Aim of the exercise
The lines to be copied are those below that contain "JSON".

[Data extracted from a collection]

* * *

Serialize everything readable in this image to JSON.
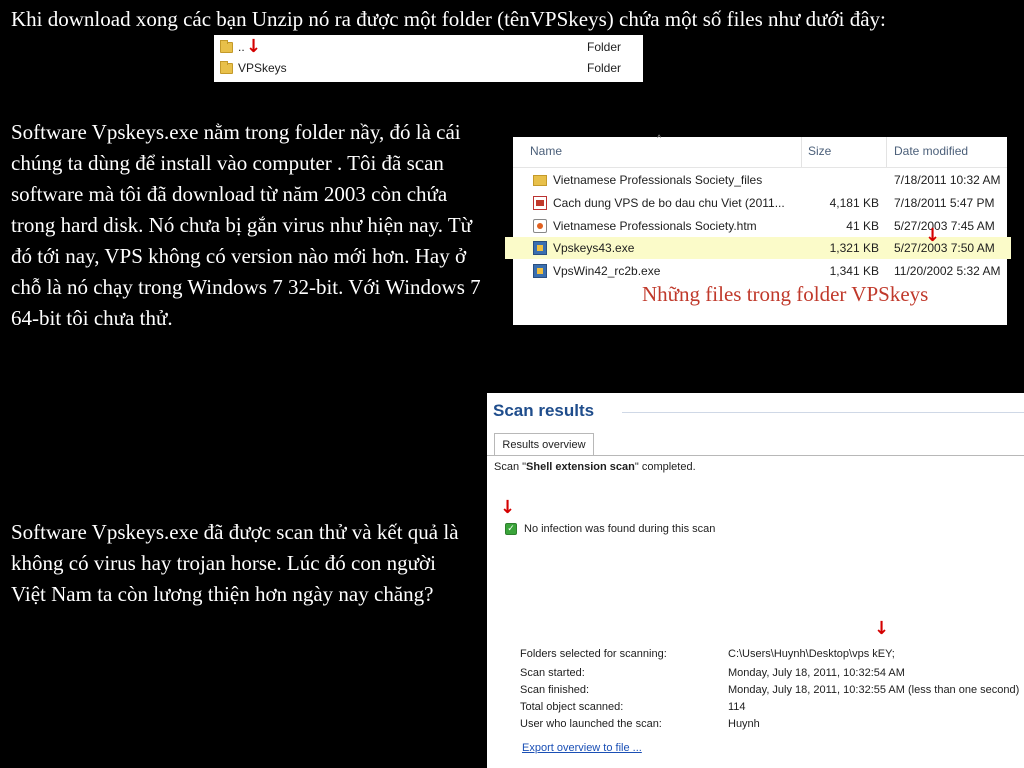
{
  "intro_text": "Khi download xong các bạn Unzip nó ra được một folder (tênVPSkeys) chứa một số files như dưới đây:",
  "paragraph_1": "Software Vpskeys.exe nằm trong folder nầy, đó là cái chúng ta dùng để install vào computer . Tôi đã scan software mà tôi đã download từ năm 2003 còn chứa trong hard disk. Nó chưa bị gắn virus như hiện nay. Từ đó tới nay, VPS không có version nào mới hơn. Hay ở chỗ là nó chạy trong Windows 7 32-bit. Với Windows 7 64-bit tôi chưa thử.",
  "paragraph_2": "Software Vpskeys.exe đã được scan thử và kết quả là không có virus hay trojan horse. Lúc đó con người Việt Nam ta còn lương thiện hơn ngày nay chăng?",
  "folder_snippet": {
    "rows": [
      {
        "name": "..",
        "type": "Folder",
        "icon": "folder-icon"
      },
      {
        "name": "VPSkeys",
        "type": "Folder",
        "icon": "folder-icon"
      }
    ]
  },
  "explorer": {
    "columns": {
      "name": "Name",
      "size": "Size",
      "date": "Date modified"
    },
    "rows": [
      {
        "name": "Vietnamese Professionals Society_files",
        "size": "",
        "date": "7/18/2011 10:32 AM",
        "icon": "folder-icon"
      },
      {
        "name": "Cach dung VPS de bo dau chu Viet (2011...",
        "size": "4,181 KB",
        "date": "7/18/2011 5:47 PM",
        "icon": "pdf-icon"
      },
      {
        "name": "Vietnamese Professionals Society.htm",
        "size": "41 KB",
        "date": "5/27/2003 7:45 AM",
        "icon": "html-file-icon"
      },
      {
        "name": "Vpskeys43.exe",
        "size": "1,321 KB",
        "date": "5/27/2003 7:50 AM",
        "icon": "exe-icon",
        "highlighted": true
      },
      {
        "name": "VpsWin42_rc2b.exe",
        "size": "1,341 KB",
        "date": "11/20/2002 5:32 AM",
        "icon": "exe-icon"
      }
    ],
    "caption": "Những files trong folder VPSkeys"
  },
  "scan": {
    "title": "Scan results",
    "tab": "Results overview",
    "status_prefix": "Scan \"",
    "status_name": "Shell extension scan",
    "status_suffix": "\" completed.",
    "result": "No infection was found during this scan",
    "details": [
      {
        "label": "Folders selected for scanning:",
        "value": "C:\\Users\\Huynh\\Desktop\\vps kEY;"
      },
      {
        "label": "Scan started:",
        "value": "Monday, July 18, 2011, 10:32:54 AM"
      },
      {
        "label": "Scan finished:",
        "value": "Monday, July 18, 2011, 10:32:55 AM (less than one second)"
      },
      {
        "label": "Total object scanned:",
        "value": "114"
      },
      {
        "label": "User who launched the scan:",
        "value": "Huynh"
      }
    ],
    "export_link": "Export overview to file ..."
  },
  "arrow_glyph": "↓",
  "colors": {
    "annotation_red": "#d40000",
    "caption_red": "#c0392b",
    "highlight": "#fbfbc9",
    "title_blue": "#1f4d8c"
  }
}
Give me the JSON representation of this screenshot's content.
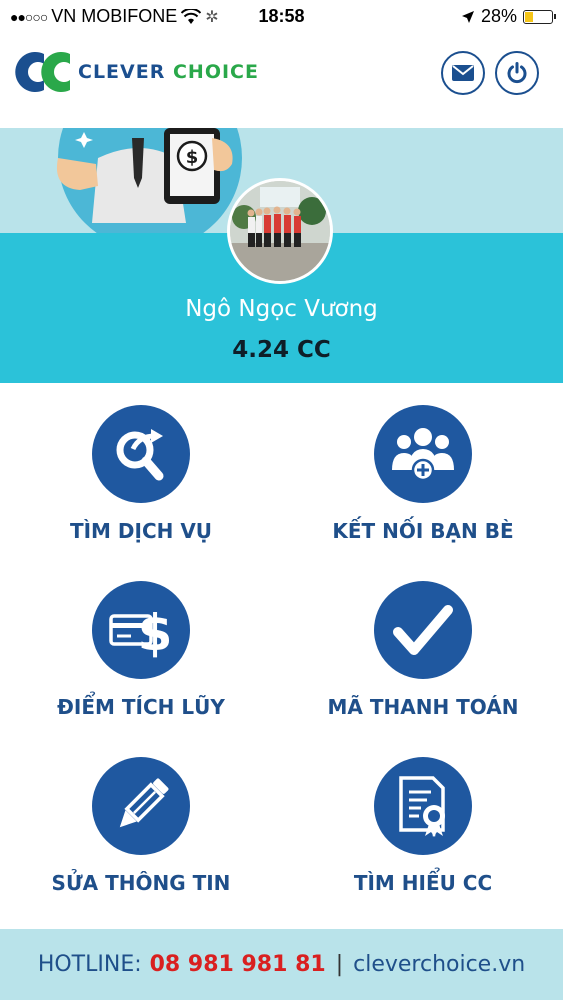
{
  "status_bar": {
    "carrier": "VN MOBIFONE",
    "time": "18:58",
    "battery": "28%",
    "battery_level": 0.28
  },
  "header": {
    "brand_part1": "CLEVER",
    "brand_part2": "CHOICE",
    "logo_icon": "cc-logo-icon",
    "mail_icon": "mail-icon",
    "power_icon": "power-icon"
  },
  "profile": {
    "name": "Ngô Ngọc Vương",
    "balance": "4.24 CC"
  },
  "menu": [
    {
      "label": "TÌM DỊCH VỤ",
      "icon": "search-service-icon"
    },
    {
      "label": "KẾT NỐI BẠN BÈ",
      "icon": "friends-icon"
    },
    {
      "label": "ĐIỂM TÍCH LŨY",
      "icon": "card-dollar-icon"
    },
    {
      "label": "MÃ THANH TOÁN",
      "icon": "checkmark-icon"
    },
    {
      "label": "SỬA THÔNG TIN",
      "icon": "pencil-icon"
    },
    {
      "label": "TÌM HIỂU CC",
      "icon": "certificate-icon"
    }
  ],
  "footer": {
    "hotline_label": "HOTLINE:",
    "hotline_number": "08 981 981 81",
    "separator": "|",
    "website": "cleverchoice.vn"
  },
  "colors": {
    "primary_blue": "#1f58a0",
    "brand_green": "#2aa84a",
    "profile_bg": "#2bc2d9",
    "banner_bg": "#b9e3ea",
    "hotline_red": "#d92020"
  }
}
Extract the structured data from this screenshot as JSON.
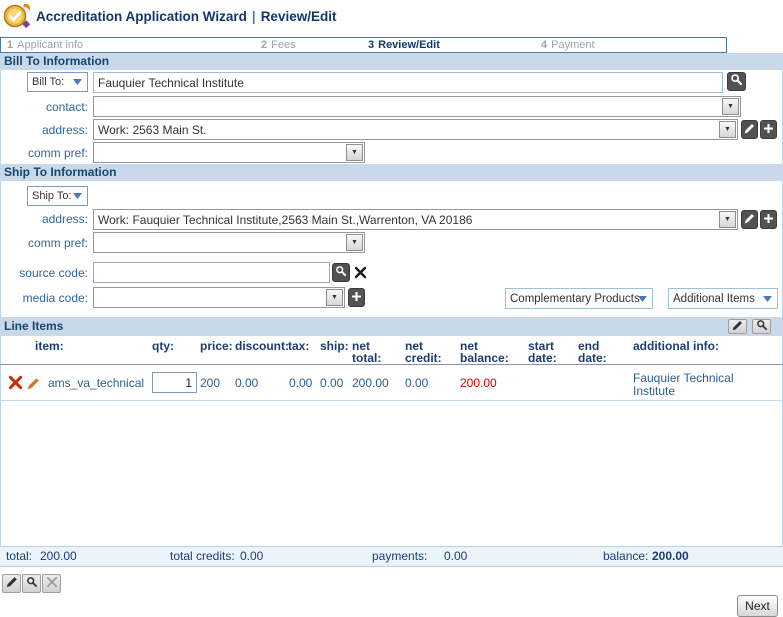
{
  "header": {
    "title": "Accreditation Application Wizard",
    "separator": "|",
    "subtitle": "Review/Edit"
  },
  "steps": [
    {
      "number": "1",
      "label": "Applicant info",
      "active": false
    },
    {
      "number": "2",
      "label": "Fees",
      "active": false
    },
    {
      "number": "3",
      "label": "Review/Edit",
      "active": true
    },
    {
      "number": "4",
      "label": "Payment",
      "active": false
    }
  ],
  "bill_to": {
    "section_title": "Bill To Information",
    "selector_label": "Bill To:",
    "name_value": "Fauquier Technical Institute",
    "contact_label": "contact:",
    "contact_value": "",
    "address_label": "address:",
    "address_value": "Work: 2563 Main St.",
    "comm_pref_label": "comm pref:",
    "comm_pref_value": ""
  },
  "ship_to": {
    "section_title": "Ship To Information",
    "selector_label": "Ship To:",
    "address_label": "address:",
    "address_value": "Work: Fauquier Technical Institute,2563 Main St.,Warrenton, VA 20186",
    "comm_pref_label": "comm pref:",
    "comm_pref_value": ""
  },
  "codes": {
    "source_code_label": "source code:",
    "source_code_value": "",
    "media_code_label": "media code:",
    "media_code_value": ""
  },
  "product_dropdowns": {
    "complementary": "Complementary Products",
    "additional": "Additional Items"
  },
  "line_items": {
    "section_title": "Line Items",
    "columns": [
      "item:",
      "qty:",
      "price:",
      "discount:",
      "tax:",
      "ship:",
      "net total:",
      "net credit:",
      "net balance:",
      "start date:",
      "end date:",
      "additional info:"
    ],
    "rows": [
      {
        "item": "ams_va_technical",
        "qty": "1",
        "price": "200",
        "discount": "0.00",
        "tax": "0.00",
        "ship": "0.00",
        "net_total": "200.00",
        "net_credit": "0.00",
        "net_balance": "200.00",
        "start_date": "",
        "end_date": "",
        "additional_info": "Fauquier Technical Institute"
      }
    ]
  },
  "totals": {
    "total_label": "total:",
    "total_value": "200.00",
    "credits_label": "total credits:",
    "credits_value": "0.00",
    "payments_label": "payments:",
    "payments_value": "0.00",
    "balance_label": "balance:",
    "balance_value": "200.00"
  },
  "footer": {
    "next_label": "Next"
  },
  "icons": {
    "wizard_logo": "gold-circle-check",
    "search": "magnifier",
    "edit": "pencil",
    "add": "plus",
    "clear": "x",
    "delete_row": "x",
    "dropdown": "chevron-down"
  },
  "colors": {
    "accent_navy": "#14466e",
    "label_blue": "#336699",
    "section_bg": "#c9d9ea",
    "step_border": "#4d7aa8",
    "negative_red": "#d50000",
    "delete_red": "#cc2b00",
    "pencil_orange": "#c87b2e"
  }
}
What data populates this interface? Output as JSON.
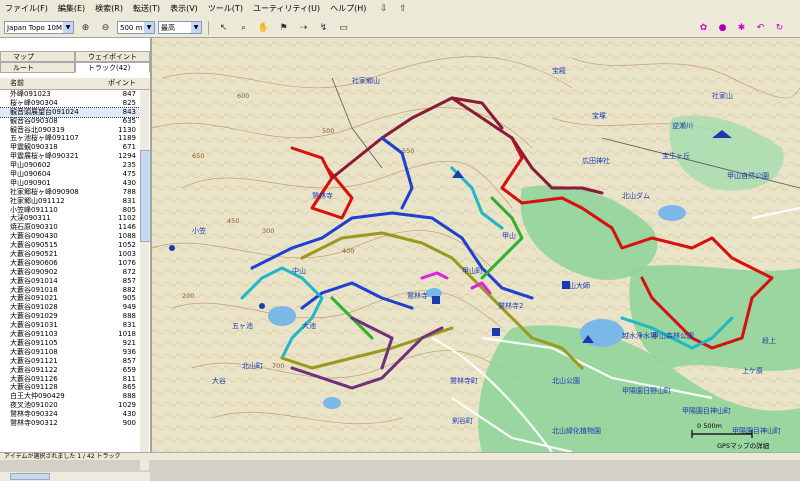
{
  "menu": [
    "ファイル(F)",
    "編集(E)",
    "検索(R)",
    "転送(T)",
    "表示(V)",
    "ツール(T)",
    "ユーティリティ(U)",
    "ヘルプ(H)"
  ],
  "toolbar": {
    "map_product": "Japan Topo 10M v7",
    "zoom_scale": "500 m",
    "detail_level": "最高"
  },
  "panel": {
    "tabs_top": [
      "マップ",
      "ウェイポイント"
    ],
    "tabs_bottom": [
      "ルート",
      "トラック(42)"
    ],
    "columns": {
      "name": "名前",
      "points": "ポイント"
    },
    "tracks": [
      {
        "name": "外峰091023",
        "points": "847"
      },
      {
        "name": "桜ヶ峰090304",
        "points": "825"
      },
      {
        "name": "観音頭展望台091024",
        "points": "843"
      },
      {
        "name": "観音谷090308",
        "points": "635"
      },
      {
        "name": "観音谷北090319",
        "points": "1130"
      },
      {
        "name": "五ヶ池桜ヶ峰091107",
        "points": "1189"
      },
      {
        "name": "甲震観090318",
        "points": "671"
      },
      {
        "name": "甲震展桜ヶ峰090321",
        "points": "1294"
      },
      {
        "name": "甲山090602",
        "points": "235"
      },
      {
        "name": "甲山090604",
        "points": "475"
      },
      {
        "name": "甲山090901",
        "points": "430"
      },
      {
        "name": "社家郷桜ヶ峰090908",
        "points": "788"
      },
      {
        "name": "社家郷山091112",
        "points": "831"
      },
      {
        "name": "小笠峰091110",
        "points": "805"
      },
      {
        "name": "大渓090311",
        "points": "1102"
      },
      {
        "name": "焼石原090310",
        "points": "1146"
      },
      {
        "name": "大藪谷090430",
        "points": "1088"
      },
      {
        "name": "大藪谷090515",
        "points": "1052"
      },
      {
        "name": "大藪谷090521",
        "points": "1003"
      },
      {
        "name": "大藪谷090606",
        "points": "1076"
      },
      {
        "name": "大藪谷090902",
        "points": "872"
      },
      {
        "name": "大藪谷091014",
        "points": "857"
      },
      {
        "name": "大藪谷091018",
        "points": "882"
      },
      {
        "name": "大藪谷091021",
        "points": "905"
      },
      {
        "name": "大藪谷091028",
        "points": "949"
      },
      {
        "name": "大藪谷091029",
        "points": "888"
      },
      {
        "name": "大藪谷091031",
        "points": "831"
      },
      {
        "name": "大藪谷091103",
        "points": "1018"
      },
      {
        "name": "大藪谷091105",
        "points": "921"
      },
      {
        "name": "大藪谷091108",
        "points": "936"
      },
      {
        "name": "大藪谷091121",
        "points": "857"
      },
      {
        "name": "大藪谷091122",
        "points": "659"
      },
      {
        "name": "大藪谷091126",
        "points": "811"
      },
      {
        "name": "大藪谷091128",
        "points": "865"
      },
      {
        "name": "白王大仲090429",
        "points": "888"
      },
      {
        "name": "夜叉池091020",
        "points": "1029"
      },
      {
        "name": "鷲林寺090324",
        "points": "430"
      },
      {
        "name": "鷲林寺090312",
        "points": "900"
      }
    ]
  },
  "map": {
    "labels": [
      "鷲林寺町",
      "鷲林寺2",
      "甲山町",
      "甲陽園日野山町",
      "北山公園",
      "甲山自然公園",
      "甲陽園目神山町",
      "甲山大師",
      "越水浄水場",
      "広田神社",
      "甲山",
      "鷲林寺",
      "社家郷山",
      "宝殿",
      "剣谷町",
      "社家山",
      "逆瀬川",
      "宝塚",
      "甲山森林公園",
      "北山緑化植物園",
      "上ケ原",
      "鷲林寺",
      "甲陽園目神山町",
      "段上",
      "中山",
      "小笠",
      "五ヶ池",
      "北山町",
      "北山ダム",
      "宝生ヶ丘",
      "大池",
      "大谷"
    ],
    "contours": [
      "200",
      "300",
      "400",
      "450",
      "500",
      "550",
      "600",
      "650",
      "700"
    ],
    "scale_text": "0  500m",
    "credit": "GPSマップの詳細"
  },
  "status": "アイテムが選択されました 1 / 42 トラック",
  "colors": {
    "red": "#d81010",
    "maroon": "#8a1c3a",
    "blue": "#2040d0",
    "cyan": "#20b8c8",
    "green": "#30b030",
    "olive": "#9a9a20",
    "purple": "#70307a",
    "magenta": "#e020e0",
    "forest": "#8cd498",
    "water": "#7ab8e8",
    "terrain": "#e9e4c8"
  }
}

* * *

Exercise result
Serialize everything readable in this image to JSON.
Give me the JSON representation of this screenshot's content.
Extract the structured data from this screenshot as JSON.
What data populates this interface? Output as JSON.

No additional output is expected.